Mom’s health is declining and she talks about being “ready to go”. My brother wants her to keep having tests and treatments but my sister says we need to stop making her do that. How do we decide what’s really best for her? (more…)
There are many misunderstandings regarding the need for food and fluids at the end-of-life. The following information will hopefully help you make more informed choices regarding the type of care desired.
CPR refers to Cardio-Pulmonary Resuscitation and is considered a “heroic” measure which is started when a person’s heart stops in a futile attempt to revive it. It was originally developed for the middle-aged and has indeed saved some lives. But, how effective is it for seniors?
Once it’s known that your loved one is beginning to die, what can you expect to happen, and what can we all do to make the remaining hours as comfortable as possible?
What is VSED (Voluntary Stopping Eating & Drinking)?
This refers to the decision by a patient to stop eating food and drinking liquids when they have a terminal or life-limiting disease, so that their death can be hastened (and therefore their dying will not be prolonged).
Over 25% of seniors admitted to hospital will become ‘confused’: they are restless, pick at the bedding, don’t know the date or where they are, may try to get out of bed without assistance, sleep erratically if at all, may not recognize people, may see things others don’t.
Spiritual practices are activities we do to deepen our relationship with the sacred. The same practices may be used to honor the life of our loved one and support them at the end of their lives. We remember to respect each person, listening deeply for their needs and desires at each moment.

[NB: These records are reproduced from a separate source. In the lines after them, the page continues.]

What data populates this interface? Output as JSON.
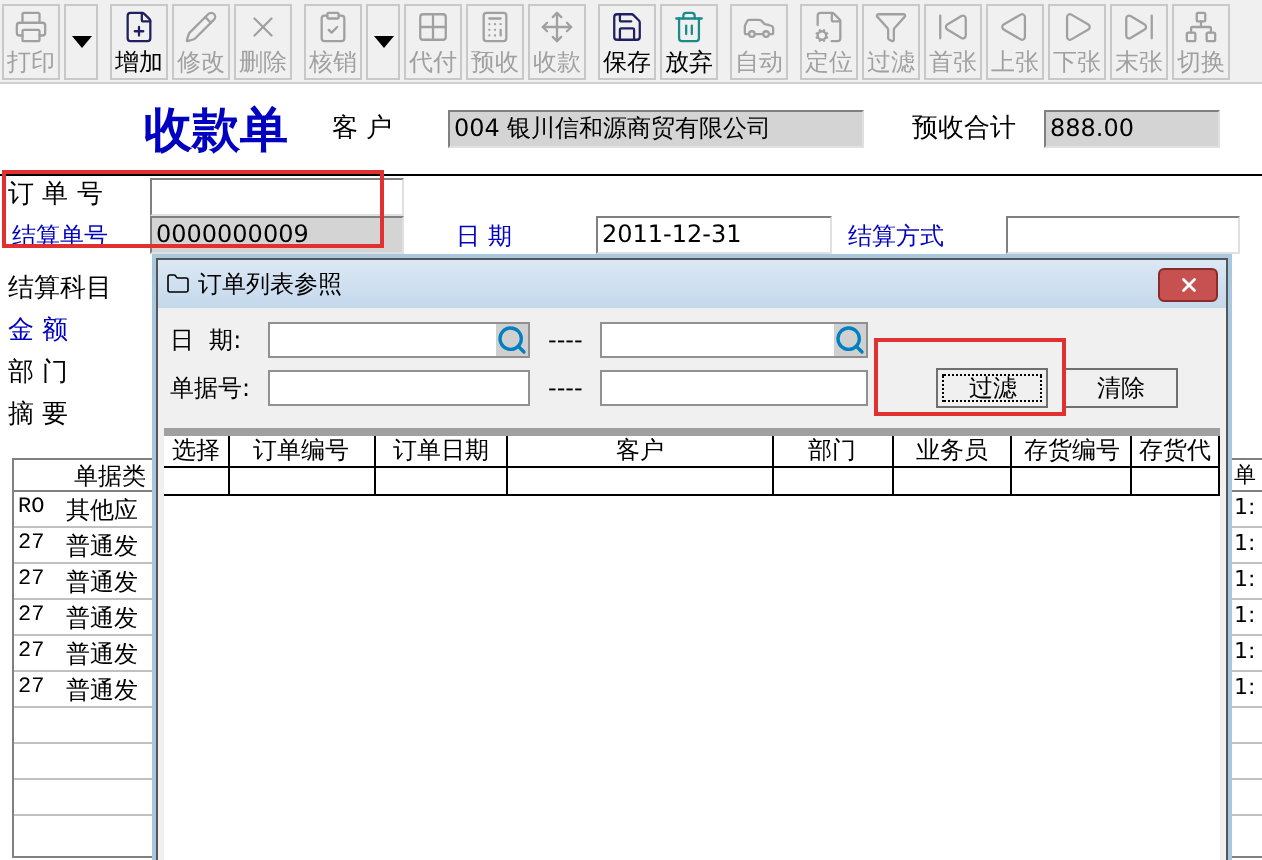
{
  "toolbar": [
    [
      {
        "kind": "button",
        "label": "打印",
        "disabled": true
      },
      {
        "kind": "dropdown",
        "disabled": false
      }
    ],
    [
      {
        "kind": "button",
        "label": "增加",
        "disabled": false
      },
      {
        "kind": "button",
        "label": "修改",
        "disabled": true
      },
      {
        "kind": "button",
        "label": "删除",
        "disabled": true
      }
    ],
    [
      {
        "kind": "button",
        "label": "核销",
        "disabled": true
      },
      {
        "kind": "dropdown",
        "disabled": false
      },
      {
        "kind": "button",
        "label": "代付",
        "disabled": true
      },
      {
        "kind": "button",
        "label": "预收",
        "disabled": true
      },
      {
        "kind": "button",
        "label": "收款",
        "disabled": true
      }
    ],
    [
      {
        "kind": "button",
        "label": "保存",
        "disabled": false
      },
      {
        "kind": "button",
        "label": "放弃",
        "disabled": false
      }
    ],
    [
      {
        "kind": "button",
        "label": "自动",
        "disabled": true
      }
    ],
    [
      {
        "kind": "button",
        "label": "定位",
        "disabled": true
      },
      {
        "kind": "button",
        "label": "过滤",
        "disabled": true
      },
      {
        "kind": "button",
        "label": "首张",
        "disabled": true
      },
      {
        "kind": "button",
        "label": "上张",
        "disabled": true
      },
      {
        "kind": "button",
        "label": "下张",
        "disabled": true
      },
      {
        "kind": "button",
        "label": "末张",
        "disabled": true
      },
      {
        "kind": "button",
        "label": "切换",
        "disabled": true
      }
    ]
  ],
  "form": {
    "title": "收款单",
    "customer_label": "客 户",
    "customer": "004  银川信和源商贸有限公司",
    "prepaid_label": "预收合计",
    "prepaid": "888.00",
    "order_no_label": "订 单 号",
    "settle_no_label": "结算单号",
    "settle_no": "0000000009",
    "date_label": "日 期",
    "date": "2011-12-31",
    "settle_method_label": "结算方式",
    "labels": [
      {
        "text": "结算科目",
        "blue": false
      },
      {
        "text": "金 额",
        "blue": true
      },
      {
        "text": "部 门",
        "blue": false
      },
      {
        "text": "摘 要",
        "blue": false
      }
    ]
  },
  "list": {
    "header": "单据类",
    "rows": [
      {
        "code": "RO",
        "type": "其他应"
      },
      {
        "code": "27",
        "type": "普通发"
      },
      {
        "code": "27",
        "type": "普通发"
      },
      {
        "code": "27",
        "type": "普通发"
      },
      {
        "code": "27",
        "type": "普通发"
      },
      {
        "code": "27",
        "type": "普通发"
      }
    ],
    "right_header": "单",
    "right_cells": [
      "1:",
      "1:",
      "1:",
      "1:",
      "1:",
      "1:"
    ]
  },
  "dialog": {
    "title": "订单列表参照",
    "date_label": "日  期:",
    "doc_no_label": "单据号:",
    "range_sep": "----",
    "filter_button": "过滤",
    "clear_button": "清除",
    "columns": [
      "选择",
      "订单编号",
      "订单日期",
      "客户",
      "部门",
      "业务员",
      "存货编号",
      "存货代"
    ]
  }
}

When someone is dying, there are ways to provide comfort.
As someone nears the last weeks of life (particularly the last few days) they may have episodes of ‘confusion’ expressed by uncharacteristic conversation or behaviors such as talking ‘out of their head’, seeing people who aren’t really thee or ‘picking at things’. This behavior can be a true delirium, an acute confusion due to medications, infection, or dehydration, or it could be an experience called ‘Nearing Death Awareness’.